Femoral Nerve Block Intervention in Neck of Femur Fracture (FINOF): a randomised controlled trial.Walt, Gerrie Van De (2018-04)OBJECTIVE: Fractured neck of femur is a severely painful condition with significant mortality and morbidity. We investigated whether early and continuous use of femoral nerve block can improve pain on movement and mobility after surgery in older participants with fragility neck of femur fracture. DESIGN: Prospective single-centre, randomised controlled pragmatic trial. SETTING: Secondary care, acute National Health Service Trust, UK. PARTICIPANTS: Participants admitted with a history and examination suggesting fractured neck of femur.
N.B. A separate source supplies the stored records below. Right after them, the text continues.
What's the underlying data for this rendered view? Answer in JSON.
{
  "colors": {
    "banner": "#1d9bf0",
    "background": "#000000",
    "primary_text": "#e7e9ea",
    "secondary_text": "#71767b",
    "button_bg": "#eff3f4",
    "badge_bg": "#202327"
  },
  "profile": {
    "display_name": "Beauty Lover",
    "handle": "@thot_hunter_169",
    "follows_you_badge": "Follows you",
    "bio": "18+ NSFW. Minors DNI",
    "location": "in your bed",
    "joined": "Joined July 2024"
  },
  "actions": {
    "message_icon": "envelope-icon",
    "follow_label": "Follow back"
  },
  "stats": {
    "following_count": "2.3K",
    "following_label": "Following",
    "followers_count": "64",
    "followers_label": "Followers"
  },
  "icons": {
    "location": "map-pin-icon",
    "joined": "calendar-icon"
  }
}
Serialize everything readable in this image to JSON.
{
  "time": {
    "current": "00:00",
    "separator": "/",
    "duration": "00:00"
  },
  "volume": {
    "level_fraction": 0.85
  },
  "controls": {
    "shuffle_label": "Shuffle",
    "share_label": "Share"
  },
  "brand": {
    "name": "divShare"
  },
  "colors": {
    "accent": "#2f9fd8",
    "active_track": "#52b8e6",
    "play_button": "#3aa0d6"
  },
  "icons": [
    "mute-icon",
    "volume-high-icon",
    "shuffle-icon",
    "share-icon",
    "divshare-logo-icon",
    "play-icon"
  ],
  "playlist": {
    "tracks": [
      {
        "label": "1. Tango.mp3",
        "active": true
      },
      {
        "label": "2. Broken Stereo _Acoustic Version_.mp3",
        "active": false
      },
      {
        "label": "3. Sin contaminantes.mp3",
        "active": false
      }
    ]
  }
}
INTERVENTION: Immediate continuous femoral nerve block via catheter or standard analgesia. OUTCOME MEASURES: Primary outcome measures were Cumulative Dynamic Pain score and Cumulated Ambulation Score from surgery until day 3 postoperatively. Secondary outcome measures included pain scores at rest, cumulative side effects (nausea and constipation), quality of life (measured by EuroQOL 5 D instrument (EQ-5D) score) at day 3 and day 30, and rehabilitation outcome (measured by mobility score). RESULTS: 141 participants were recruited, with 23 excluded. No significant difference was detected between Cumulative Dynamic Pain Score (standard care (n=56) vs intervention (n=55) 20 (IQR 15-24) vs 20 (15-23), p=0.51) or Cumulated Ambulation Score (standard care vs intervention 6 (5-9) vs 7 (5-10), p=0.76). There were no statistically different differences in secondary outcomes except cumulative pain at rest: 5 (0.5-6.5) in the standard care group and 2 (0-5) in the intervention group (p=0.043). CONCLUSIONS: Early application of continuous femoral nerve block compared with standard systemic analgesia did not result in improved dynamic pain score or superior postoperative ambulation. This technique may provide superior pain relief at rest. Continuous femoral nerve block did not delay initial control of pain or mobilisation after surgery. TRIAL REGISTRATION NUMBER: ISRCTN92946117; Pre-results